Is MMA really dangerous to people’s health?
Cage fights are allowed everywhere in the world, except in France. Why is there no use in forbidding them.
On the 9th of July, Connor Mc Gregor, the Irish MMA superstar, will take revenge on the American Nate Diaz, as it was announced by the Ultimate Fighting Competition, the Mixed martial arts organization, last Thursday. The fans are looking to this fight, after the defeat of the first one facing the second one in early March.
This event will be the 363th organized in the world by the UFC, and yet the organization of Mixed martial art (MMA) competitions is still prohibited in France. The longevity and exponential popularity of this sport abroad does not make any difference, the practice for competition remains judicially limited. However, the debate on a possible authorization seems to emerge.
An isolated interdiction in Europe, and contested justificationsMMA is not explicitly forbidden by French laws. But public authorities base their position on a 1999 Council of Europe recommendation advising the member states to prohibit cage sports. As for Thierry Braillard, Sport State Secretary, he considers MMA events illegal because they allegedly violate human dignity.
And according to him, “there is a law in sport code that prohibits any gala in which there is any prejudice on health of human dignity.” So the legal prohibition seems to be a matter of text interpretation rather than an absolute judicial incompatibility.

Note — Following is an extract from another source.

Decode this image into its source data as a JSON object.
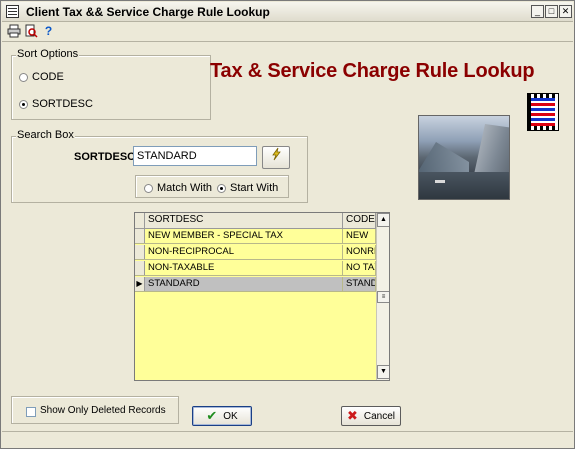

Many countries have thus chosen a much more permissive interpretation. Indeed, MMA competitions are allowed in each neighboring country (Germany, United Kingdom, Italy, Spain, Switzerland…) making France the only big country where they are illegal.
The two main reproaches made by French authorities are the cage surrounding the ring, and ground punches. For the first point, the vision of the Council of Europe and of Thierry Braillard (who considers that the cage brings us back to “circus games”) is outdated. First of all, from a legal point of view, the Council of Europe’s recommendation is obsolete as it falsely considers MMA an activity with no “appropriate rule” and reproaches it for unjustified facts such as “danger for the spectators” or for facts existing in other sports, “notably gambling”.
There is a real gap between the authorities’ vision and the reality of sport in France. Where UFC cages are considered violations of human dignity, some events of fighting sports are provided with particular rings. Yet, is there an obvious difference in human dignity violation between the two arenas?
Regarding the ground punches, the argument is legitimate. Some experts, like Jean-François Chermann, neurologist specialized in athletes’ concussions, stress the fact that MMA is “a trauma-causing sport in which one can get concussions, […] and repeated concussions are not good for the brain, you might have to face the consequences”..
Two answers are given by MMA fans. First of all, there is no proven link between ground punches and concussions. For some athletes, unlike what a non-initiated audience might think, a ground fighter is potentially as much protected as a standing fighter thanks to MMA techniques. There is so far no figures proving that concussions occur more often on the ground or when standing. Besides, the fear of concussions crosses sports’ borders, and the problem is equally important with rugby or American football. So this should not cause the discriminative prohibition of one sport but not the other.
Possibly considerable falloutIf the debate is so heated, it is because positive consequences would come with a possible legalization of competitions. The main one would be economic. MMA is an extremely popular sport and France won’t escape it. The UFC, the most prestigious league, has now become a genuine transnational firm. With 20 million likes on Facebook, the brand has more subscribers than traditional American baseball and football leagues put together.
Since the phenomenon became international, the UFC has already organized many events all over the world. These events gather everywhere dozens of thousands of fans while the numbers of pay-per-view are booming with a record of over 36 million viewers. Thanks to this popularity, the UFC made over 500 million dollars of benefits in 2014. After Mexico, Australia, South Korea, Poland, Scotland and Ireland, the UFC announced the organization of fight in Zagreb, Croatia, on the 10th of April and at Rotterdam, Netherlands, on the 8th of May, a proof of its success in Europe. It is a shame that France is the last European country to renounce to these events and their economic fallout for outdated considerations.
The status quo has to evolve. If the economic reason is not enough, authorities must protect the French practicing members. Only authorized to train, they have to exile in countries with sometimes loose regulations to fight while others benefit from the system’s flaws to organize underground fights. A beginning of inflexion of the law might be engaged, as the Paris Winter Circus organized the first authorized gala in France last November. Nevertheless, this gala was made possible not by an explicit authorization but by the administration’s passivity. It was harshly criticized by Thierry Braillard and it is not yet considered jurisprudential.
Après avoir étudié le droit économique à Sciences Po Paris, Victor a finalement choisi de ne pas passer le barreau pour se consacrer à sa passion : le sport. Il se spécialise alors en management du sport. Passionné de football, il supporte l’OL et traîne sa carcasse sur les terrains de la capitale.